There is an index and a list of the major victories achieved by the Stratos, a history of the British Checkered Flag Stratos, and a short chapter on Strato’s successors, particularly the 037. Robson's book is absolutely essential for Lancia and rally enthusiasts, and great for anyone interested in Italian cars in general.
Review by Mike R for Classics Monthly, April 2007
The complete history of the Lancia Stratos is covered within this informative book. Almost all the images are period shots, the majority in black and white and showing the Stratos doing what it did best – going sideways around muddy forest stages. The 037 also gets a mention.
Fans of the Stratos will enjoy this publication, which is affordable enough to buy and keep on the shelf for quick reference.
Review from New Zealand Classic Car, March 2007
This soft cover book has 124 pages and the whole series is authored by the knowledgeable Graham Robson.
Robson tells the full story, putting the cars in the context of the factory’s models that went before and those that came after.
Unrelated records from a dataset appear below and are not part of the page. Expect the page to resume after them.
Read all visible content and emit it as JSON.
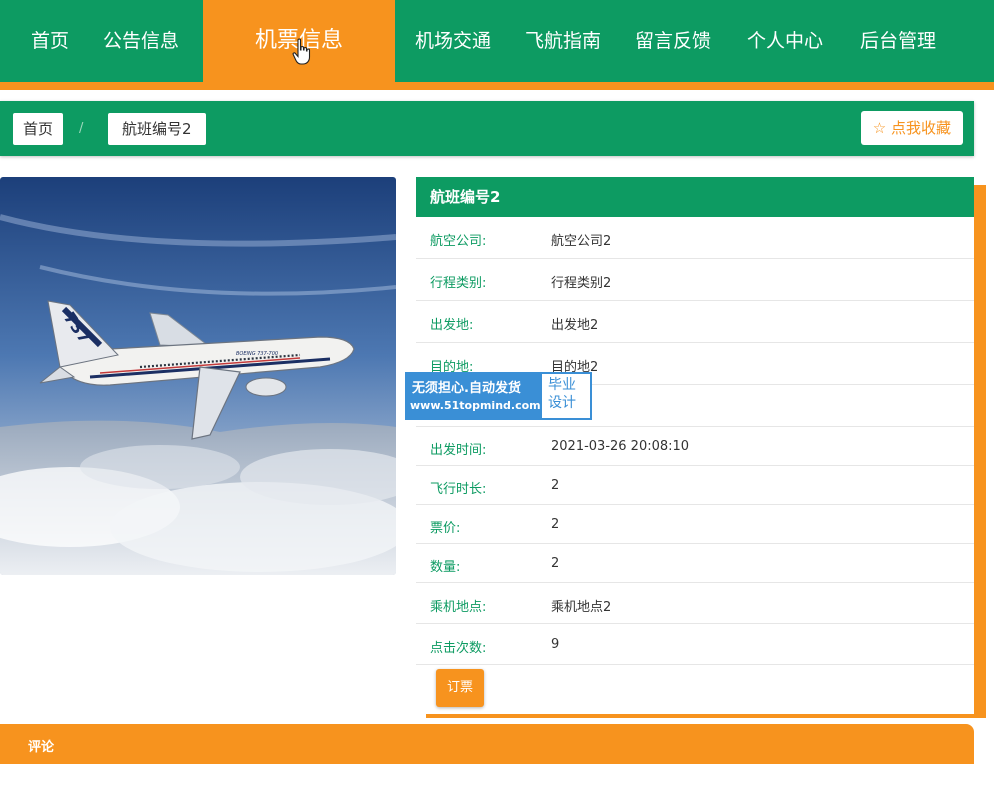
{
  "nav": {
    "items": [
      "首页",
      "公告信息",
      "机票信息",
      "机场交通",
      "飞航指南",
      "留言反馈",
      "个人中心",
      "后台管理"
    ],
    "active_index": 2
  },
  "breadcrumb": {
    "home": "首页",
    "separator": "/",
    "current": "航班编号2",
    "favorite_label": "☆ 点我收藏"
  },
  "picture": {
    "tail_text": "737",
    "fuselage_text": "BOEING 737-700"
  },
  "flight": {
    "title": "航班编号2",
    "fields": [
      {
        "label": "航空公司:",
        "value": "航空公司2"
      },
      {
        "label": "行程类别:",
        "value": "行程类别2"
      },
      {
        "label": "出发地:",
        "value": "出发地2"
      },
      {
        "label": "目的地:",
        "value": "目的地2"
      },
      {
        "label": "",
        "value": ""
      },
      {
        "label": "出发时间:",
        "value": "2021-03-26 20:08:10"
      },
      {
        "label": "飞行时长:",
        "value": "2"
      },
      {
        "label": "票价:",
        "value": "2"
      },
      {
        "label": "数量:",
        "value": "2"
      },
      {
        "label": "乘机地点:",
        "value": "乘机地点2"
      },
      {
        "label": "点击次数:",
        "value": "9"
      }
    ],
    "book_label": "订票"
  },
  "watermark": {
    "line1": "无须担心.自动发货",
    "line2": "www.51topmind.com",
    "side": "毕业设计"
  },
  "comments": {
    "label": "评论"
  },
  "colors": {
    "primary_green": "#0d9b62",
    "accent_orange": "#f7931e",
    "watermark_blue": "#3a8fd6"
  }
}
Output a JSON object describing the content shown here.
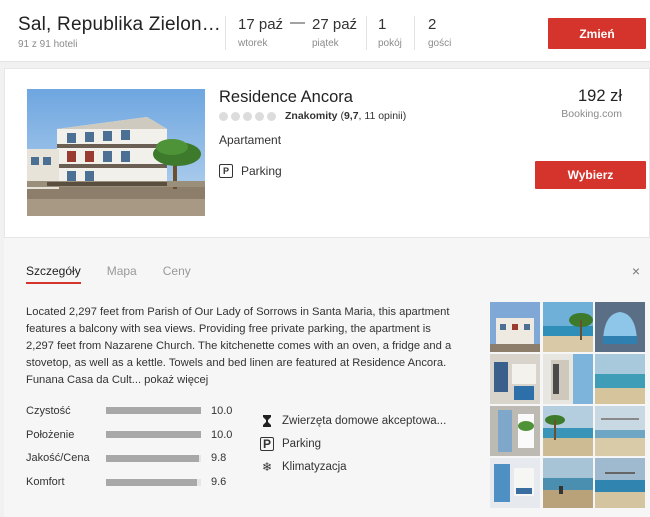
{
  "search": {
    "destination": "Sal, Republika Zielon…",
    "hotel_count": "91 z 91 hoteli",
    "checkin_date": "17 paź",
    "checkin_day": "wtorek",
    "dash": "—",
    "checkout_date": "27 paź",
    "checkout_day": "piątek",
    "rooms_value": "1",
    "rooms_label": "pokój",
    "guests_value": "2",
    "guests_label": "gości",
    "change_button": "Zmień"
  },
  "hotel": {
    "name": "Residence Ancora",
    "rating_word": "Znakomity",
    "rating_score": "9,7",
    "rating_reviews": ", 11 opinii)",
    "rating_open": "(",
    "type": "Apartament",
    "amenity_icon_letter": "P",
    "amenity": "Parking",
    "price": "192 zł",
    "provider": "Booking.com",
    "select_button": "Wybierz",
    "photo_icon": "hotel-photo"
  },
  "details": {
    "tabs": [
      "Szczegóły",
      "Mapa",
      "Ceny"
    ],
    "active_tab": 0,
    "close_symbol": "×",
    "description": "Located 2,297 feet from Parish of Our Lady of Sorrows in Santa Maria, this apartment features a balcony with sea views. Providing free private parking, the apartment is 2,297 feet from Nazarene Church. The kitchenette comes with an oven, a fridge and a stovetop, as well as a kettle. Towels and bed linen are featured at Residence Ancora. Funana Casa da Cult...",
    "show_more": "pokaż więcej",
    "scores": [
      {
        "label": "Czystość",
        "value": "10.0",
        "fraction": 1.0
      },
      {
        "label": "Położenie",
        "value": "10.0",
        "fraction": 1.0
      },
      {
        "label": "Jakość/Cena",
        "value": "9.8",
        "fraction": 0.98
      },
      {
        "label": "Komfort",
        "value": "9.6",
        "fraction": 0.96
      }
    ],
    "facilities": [
      {
        "icon": "pet-icon",
        "label": "Zwierzęta domowe akceptowa..."
      },
      {
        "icon": "parking-icon",
        "label": "Parking"
      },
      {
        "icon": "snowflake-icon",
        "label": "Klimatyzacja"
      }
    ],
    "parking_letter": "P",
    "snowflake_glyph": "❄",
    "pet_glyph": "⧗"
  },
  "colors": {
    "accent": "#d4342b"
  }
}
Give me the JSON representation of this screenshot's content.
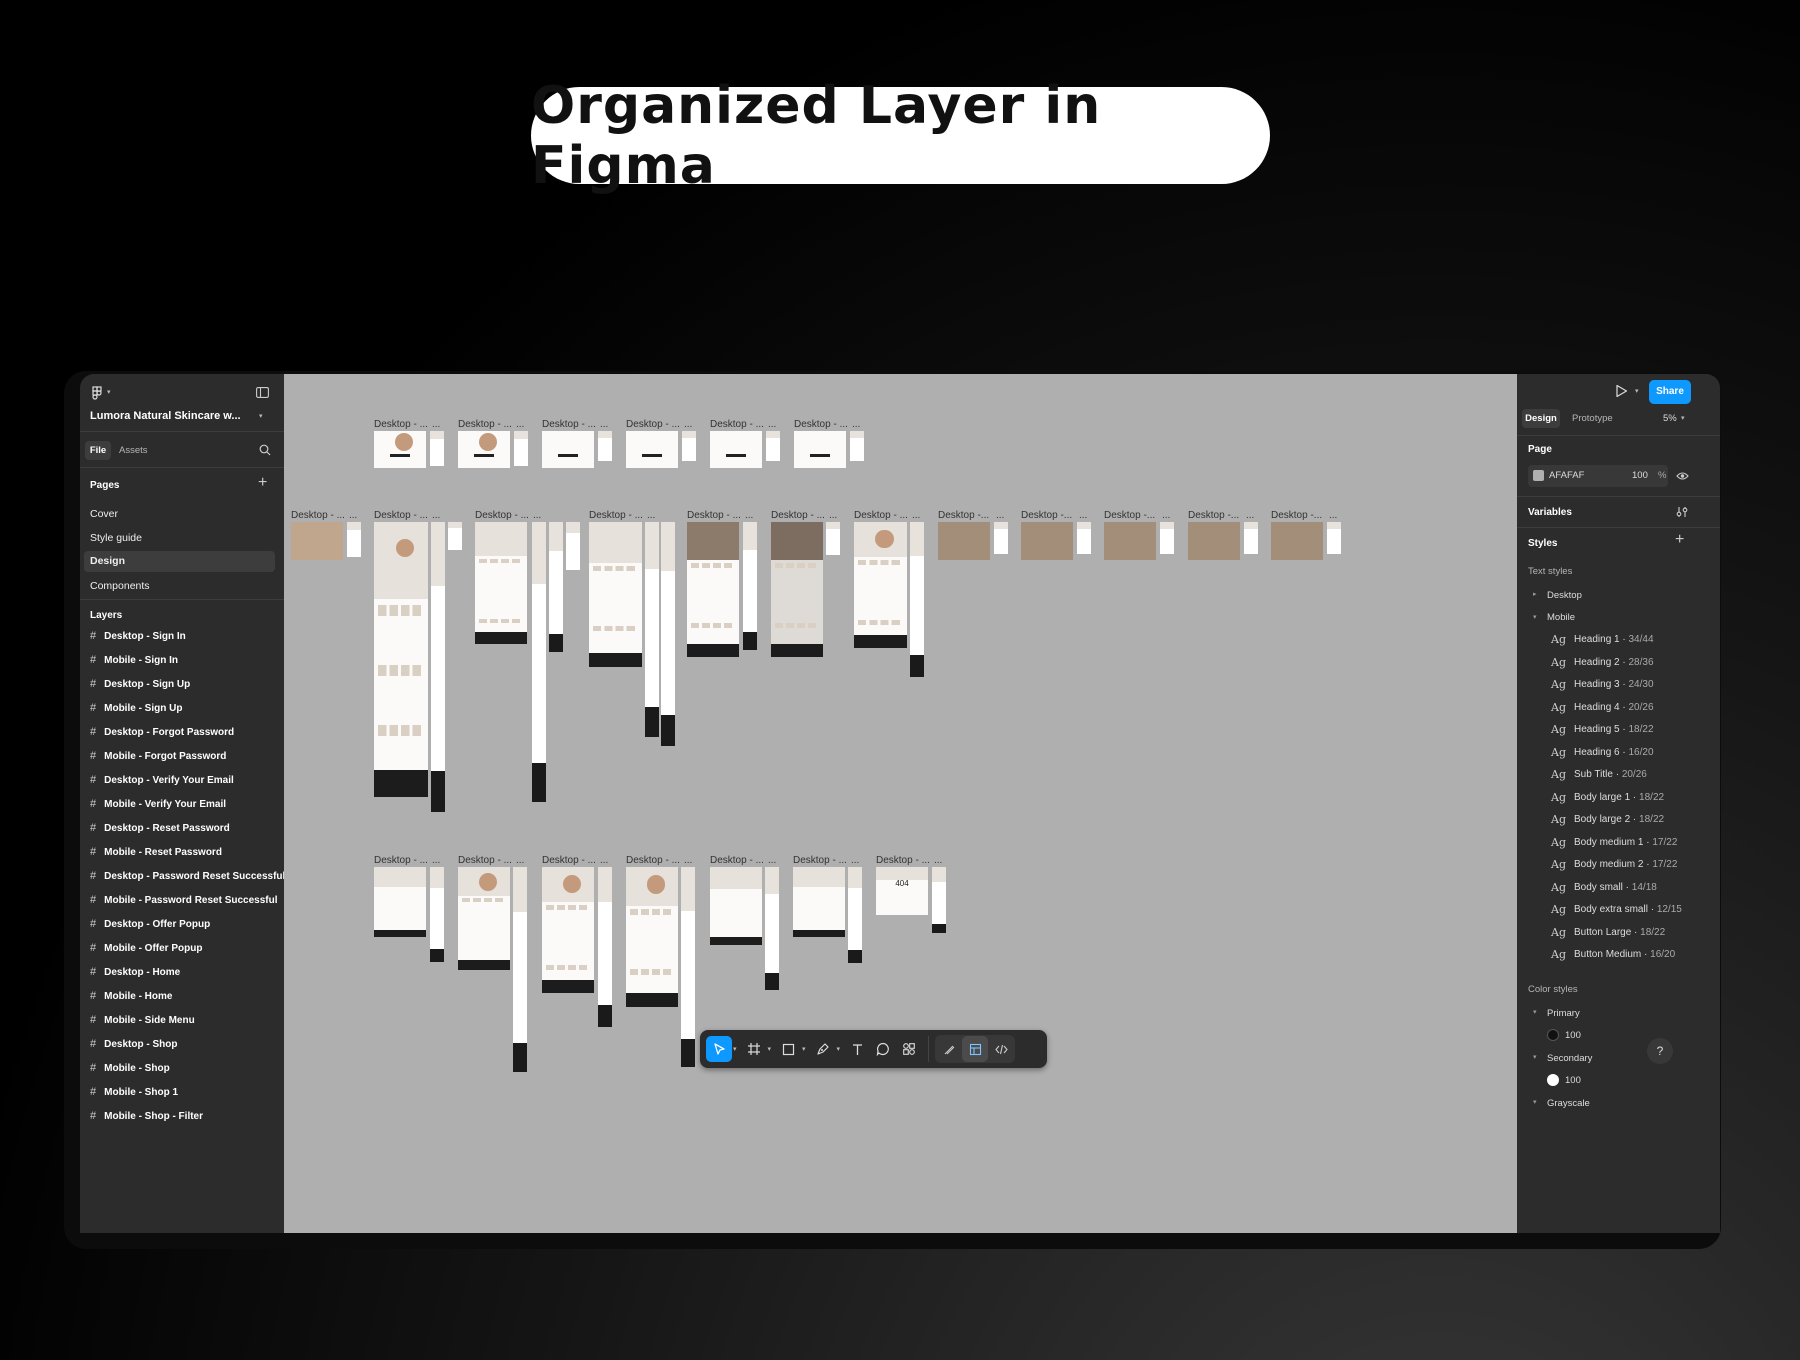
{
  "headline": "Organized Layer in Figma",
  "left": {
    "file_name": "Lumora Natural Skincare w...",
    "tabs": {
      "file": "File",
      "assets": "Assets"
    },
    "pages_title": "Pages",
    "pages": [
      "Cover",
      "Style guide",
      "Design",
      "Components"
    ],
    "selected_page": "Design",
    "layers_title": "Layers",
    "layers": [
      "Desktop - Sign In",
      "Mobile - Sign In",
      "Desktop - Sign Up",
      "Mobile - Sign Up",
      "Desktop - Forgot Password",
      "Mobile - Forgot Password",
      "Desktop - Verify Your Email",
      "Mobile - Verify Your Email",
      "Desktop - Reset Password",
      "Mobile - Reset Password",
      "Desktop - Password Reset Successful",
      "Mobile - Password Reset Successful",
      "Desktop - Offer Popup",
      "Mobile - Offer Popup",
      "Desktop - Home",
      "Mobile - Home",
      "Mobile - Side Menu",
      "Desktop - Shop",
      "Mobile - Shop",
      "Mobile - Shop 1",
      "Mobile - Shop - Filter"
    ]
  },
  "canvas": {
    "frame_label_full": "Desktop - ...",
    "frame_label_short": "Desktop -...",
    "not_found_text": "404",
    "background": "#AFAFAF"
  },
  "right": {
    "share_label": "Share",
    "tabs": {
      "design": "Design",
      "prototype": "Prototype"
    },
    "zoom": "5%",
    "page_title": "Page",
    "page_color_hex": "AFAFAF",
    "page_opacity": "100",
    "page_opacity_unit": "%",
    "variables_title": "Variables",
    "styles_title": "Styles",
    "text_styles_title": "Text styles",
    "groups": {
      "desktop": "Desktop",
      "mobile": "Mobile"
    },
    "text_style_glyph": "Ag",
    "text_styles": [
      {
        "name": "Heading 1",
        "size": "34/44"
      },
      {
        "name": "Heading 2",
        "size": "28/36"
      },
      {
        "name": "Heading 3",
        "size": "24/30"
      },
      {
        "name": "Heading 4",
        "size": "20/26"
      },
      {
        "name": "Heading 5",
        "size": "18/22"
      },
      {
        "name": "Heading 6",
        "size": "16/20"
      },
      {
        "name": "Sub Title",
        "size": "20/26"
      },
      {
        "name": "Body large 1",
        "size": "18/22"
      },
      {
        "name": "Body large 2",
        "size": "18/22"
      },
      {
        "name": "Body medium 1",
        "size": "17/22"
      },
      {
        "name": "Body medium 2",
        "size": "17/22"
      },
      {
        "name": "Body small",
        "size": "14/18"
      },
      {
        "name": "Body extra small",
        "size": "12/15"
      },
      {
        "name": "Button Large",
        "size": "18/22"
      },
      {
        "name": "Button Medium",
        "size": "16/20"
      }
    ],
    "color_styles_title": "Color styles",
    "color_groups": [
      {
        "name": "Primary",
        "swatch": "100",
        "color": "#111111"
      },
      {
        "name": "Secondary",
        "swatch": "100",
        "color": "#FFFFFF"
      },
      {
        "name": "Grayscale"
      }
    ],
    "help_label": "?"
  },
  "colors": {
    "accent": "#0D99FF",
    "panel": "#2C2C2C"
  }
}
And it’s an honest telling, for these cars had faults and problems as well as great successes: often it was a constant problem that seemed to defy fixing, like the Lancia’s transmissions. Their homologation stories are enjoyable, both involving some imaginative counting as far as quantities and availability were concerned!
At least 14 more titles are promised: if they are as good as these two (Lancia & Escort), this will be an excellent series for all rally fans.
Review by Jack Romano for Viva Lancia! Magazine, February 2007
This is part of Veloce Publishing's ‘Rally Giants' series, and is written by senior journalist, erstwhile rally driver and historian Graham Robson. I'm a fan of Robson's work, and the book doesn't disappoint; it's well written, informative and full of anecdotes and asides, an easy and enjoyable read.
It's lavishly illustrated (some colour) and importantly puts the Stratos into context not only against its contemporary rivals, but also against the rally giants that preceded and followed it.
It's a good book, and good value.